Biser said the department is moving forward expeditiously with establishing MCLs for compounds “we already have data for and we’re also working with our academic partners to identify the needs for toxicity assessments and reference doses for the other compounds that we don’t quite have yet,.”
DEQ is looking to initially prioritize 10 to 15 compounds specific to North Carolina, she said.
Gov. Roy Cooper and Biser set forth the DEQ Action Strategy for PFAS at a press conference Tuesday on the riverfront in downtown Wilmington.
The strategy details steps the state will take to protect communities, protect drinking water and continue focusing on cleanup and remediation of PFAS contaminated ground, surface and drinking waters.
“We will continue to prioritize and address highest exposure risks, especially for our vulnerable and disadvantaged communities,” Biser said. “We will continue to update and evolve this strategy as we move forward and I expect all of you to hold us accountable as we do that. We want to ensure that in the future no community experiences what you have already been through.”
Cooper noted during Tuesday’s press conference that his budget proposal includes funding for DEQ to have an established team to analyze emerging science and provide technical assistance to aid in protecting drinking water sources.

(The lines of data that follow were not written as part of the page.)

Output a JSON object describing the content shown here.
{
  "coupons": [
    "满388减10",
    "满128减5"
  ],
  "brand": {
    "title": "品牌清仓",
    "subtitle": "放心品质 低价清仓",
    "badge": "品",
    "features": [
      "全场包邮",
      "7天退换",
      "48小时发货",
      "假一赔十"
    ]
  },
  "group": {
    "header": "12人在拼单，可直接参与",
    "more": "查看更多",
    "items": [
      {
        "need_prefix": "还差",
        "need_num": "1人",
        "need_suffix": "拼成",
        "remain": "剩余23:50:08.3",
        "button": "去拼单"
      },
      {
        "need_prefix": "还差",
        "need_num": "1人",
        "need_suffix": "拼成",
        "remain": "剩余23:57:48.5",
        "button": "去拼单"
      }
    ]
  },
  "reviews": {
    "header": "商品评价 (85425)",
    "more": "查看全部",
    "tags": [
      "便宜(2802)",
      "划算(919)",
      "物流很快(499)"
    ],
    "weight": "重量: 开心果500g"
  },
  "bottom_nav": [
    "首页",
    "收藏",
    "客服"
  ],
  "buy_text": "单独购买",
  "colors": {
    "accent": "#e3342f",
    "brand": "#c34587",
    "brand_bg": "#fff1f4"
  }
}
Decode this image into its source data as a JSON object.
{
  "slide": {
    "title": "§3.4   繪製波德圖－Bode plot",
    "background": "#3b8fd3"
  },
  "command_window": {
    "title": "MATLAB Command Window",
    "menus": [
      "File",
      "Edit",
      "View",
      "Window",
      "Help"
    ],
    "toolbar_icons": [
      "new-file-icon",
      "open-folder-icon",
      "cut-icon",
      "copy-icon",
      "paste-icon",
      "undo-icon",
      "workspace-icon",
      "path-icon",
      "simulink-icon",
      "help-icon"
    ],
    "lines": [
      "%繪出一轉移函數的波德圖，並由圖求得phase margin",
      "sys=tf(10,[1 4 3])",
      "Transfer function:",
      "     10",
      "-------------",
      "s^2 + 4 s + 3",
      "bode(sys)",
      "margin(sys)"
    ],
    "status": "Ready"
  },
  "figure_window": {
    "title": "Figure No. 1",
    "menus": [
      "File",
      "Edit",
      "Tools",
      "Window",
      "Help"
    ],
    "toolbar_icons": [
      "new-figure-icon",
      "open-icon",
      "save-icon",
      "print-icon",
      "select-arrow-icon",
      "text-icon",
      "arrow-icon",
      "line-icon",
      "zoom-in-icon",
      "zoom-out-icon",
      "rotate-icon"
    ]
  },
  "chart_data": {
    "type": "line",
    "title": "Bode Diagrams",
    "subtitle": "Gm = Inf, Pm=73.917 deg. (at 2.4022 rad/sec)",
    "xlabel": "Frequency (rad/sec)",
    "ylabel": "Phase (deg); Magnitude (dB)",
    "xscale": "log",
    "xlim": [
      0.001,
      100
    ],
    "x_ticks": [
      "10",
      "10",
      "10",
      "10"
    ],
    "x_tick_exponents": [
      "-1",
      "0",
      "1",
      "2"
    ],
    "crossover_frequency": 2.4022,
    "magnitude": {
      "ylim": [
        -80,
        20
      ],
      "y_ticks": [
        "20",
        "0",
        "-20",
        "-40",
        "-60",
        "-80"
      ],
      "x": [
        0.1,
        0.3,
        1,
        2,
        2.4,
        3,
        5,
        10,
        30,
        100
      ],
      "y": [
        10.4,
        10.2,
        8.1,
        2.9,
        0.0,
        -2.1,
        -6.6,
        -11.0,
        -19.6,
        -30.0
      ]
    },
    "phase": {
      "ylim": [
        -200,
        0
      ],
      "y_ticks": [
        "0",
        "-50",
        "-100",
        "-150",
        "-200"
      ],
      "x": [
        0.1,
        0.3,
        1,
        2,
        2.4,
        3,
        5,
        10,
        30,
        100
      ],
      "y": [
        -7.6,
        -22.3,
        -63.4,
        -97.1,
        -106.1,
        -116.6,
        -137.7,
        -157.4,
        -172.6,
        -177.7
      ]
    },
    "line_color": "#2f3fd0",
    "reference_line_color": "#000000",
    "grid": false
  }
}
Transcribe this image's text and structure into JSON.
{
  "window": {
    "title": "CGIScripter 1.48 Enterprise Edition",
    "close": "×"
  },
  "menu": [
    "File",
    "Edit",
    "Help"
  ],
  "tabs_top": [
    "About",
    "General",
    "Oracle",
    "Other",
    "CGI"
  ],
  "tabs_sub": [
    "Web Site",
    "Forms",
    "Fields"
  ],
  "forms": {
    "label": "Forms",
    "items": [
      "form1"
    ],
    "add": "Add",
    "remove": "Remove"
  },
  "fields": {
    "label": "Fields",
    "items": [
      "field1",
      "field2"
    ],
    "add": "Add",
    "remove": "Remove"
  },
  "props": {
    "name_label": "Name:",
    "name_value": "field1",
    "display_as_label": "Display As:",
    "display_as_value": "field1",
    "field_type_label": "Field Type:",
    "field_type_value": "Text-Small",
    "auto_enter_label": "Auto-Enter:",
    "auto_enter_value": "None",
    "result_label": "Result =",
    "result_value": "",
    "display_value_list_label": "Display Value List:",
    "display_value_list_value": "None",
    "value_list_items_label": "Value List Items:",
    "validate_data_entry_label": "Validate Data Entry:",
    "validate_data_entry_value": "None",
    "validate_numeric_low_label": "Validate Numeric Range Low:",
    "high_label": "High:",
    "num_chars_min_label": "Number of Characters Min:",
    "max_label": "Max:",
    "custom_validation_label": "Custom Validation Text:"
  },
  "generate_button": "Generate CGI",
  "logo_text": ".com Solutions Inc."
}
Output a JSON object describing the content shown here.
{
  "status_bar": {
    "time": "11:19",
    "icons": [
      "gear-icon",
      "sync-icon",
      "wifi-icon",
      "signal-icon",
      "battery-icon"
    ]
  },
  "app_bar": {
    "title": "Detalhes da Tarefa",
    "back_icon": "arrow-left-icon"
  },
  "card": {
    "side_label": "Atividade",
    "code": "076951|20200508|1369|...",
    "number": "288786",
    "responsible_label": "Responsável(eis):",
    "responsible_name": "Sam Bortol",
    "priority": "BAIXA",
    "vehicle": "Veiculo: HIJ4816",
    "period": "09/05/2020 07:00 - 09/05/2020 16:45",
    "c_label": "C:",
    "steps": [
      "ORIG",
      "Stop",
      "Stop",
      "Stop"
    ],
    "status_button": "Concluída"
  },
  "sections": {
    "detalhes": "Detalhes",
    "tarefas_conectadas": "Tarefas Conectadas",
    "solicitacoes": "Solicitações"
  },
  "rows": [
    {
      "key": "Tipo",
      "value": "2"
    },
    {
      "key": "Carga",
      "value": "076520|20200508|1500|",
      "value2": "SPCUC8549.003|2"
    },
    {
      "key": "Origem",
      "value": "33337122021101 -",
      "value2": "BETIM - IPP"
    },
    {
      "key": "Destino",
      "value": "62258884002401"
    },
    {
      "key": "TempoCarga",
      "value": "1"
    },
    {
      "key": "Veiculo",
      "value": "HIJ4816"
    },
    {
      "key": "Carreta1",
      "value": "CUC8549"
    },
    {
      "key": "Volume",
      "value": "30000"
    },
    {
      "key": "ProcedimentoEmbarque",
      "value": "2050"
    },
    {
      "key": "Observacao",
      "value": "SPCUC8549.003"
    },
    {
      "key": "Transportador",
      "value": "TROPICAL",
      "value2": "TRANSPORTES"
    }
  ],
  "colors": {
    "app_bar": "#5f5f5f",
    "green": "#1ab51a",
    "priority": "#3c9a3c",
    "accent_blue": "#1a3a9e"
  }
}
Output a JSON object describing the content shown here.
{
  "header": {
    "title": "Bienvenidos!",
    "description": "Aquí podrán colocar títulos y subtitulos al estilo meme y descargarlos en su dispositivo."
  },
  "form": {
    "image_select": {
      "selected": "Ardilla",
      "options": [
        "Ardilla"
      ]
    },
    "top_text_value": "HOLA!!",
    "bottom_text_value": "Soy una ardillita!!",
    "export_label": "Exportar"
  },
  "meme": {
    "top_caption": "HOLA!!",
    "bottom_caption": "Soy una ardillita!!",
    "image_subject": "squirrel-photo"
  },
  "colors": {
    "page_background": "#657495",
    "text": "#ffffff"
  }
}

He also touched on House Bill 1095, proposed legislation that would authorize the Environmental Management Commission to adopt MCLs. The bill also would require any company that releases PFAS above health thresholds to pay costs public utilities incur to remove chemicals from their raw drinking water sources.
“Those who made money off of polluting the water should be the ones to pay to clean it up,” Cooper said, his remark followed by applause.
“We’ve come a long way in the last few years in identifying these chemicals, stopping the polluters and charting a path forward, but there is still much work to do. The challenge for us is bigger than any one company or any one chemical. This is a state-wide and a national issue that demands our attention and our action.”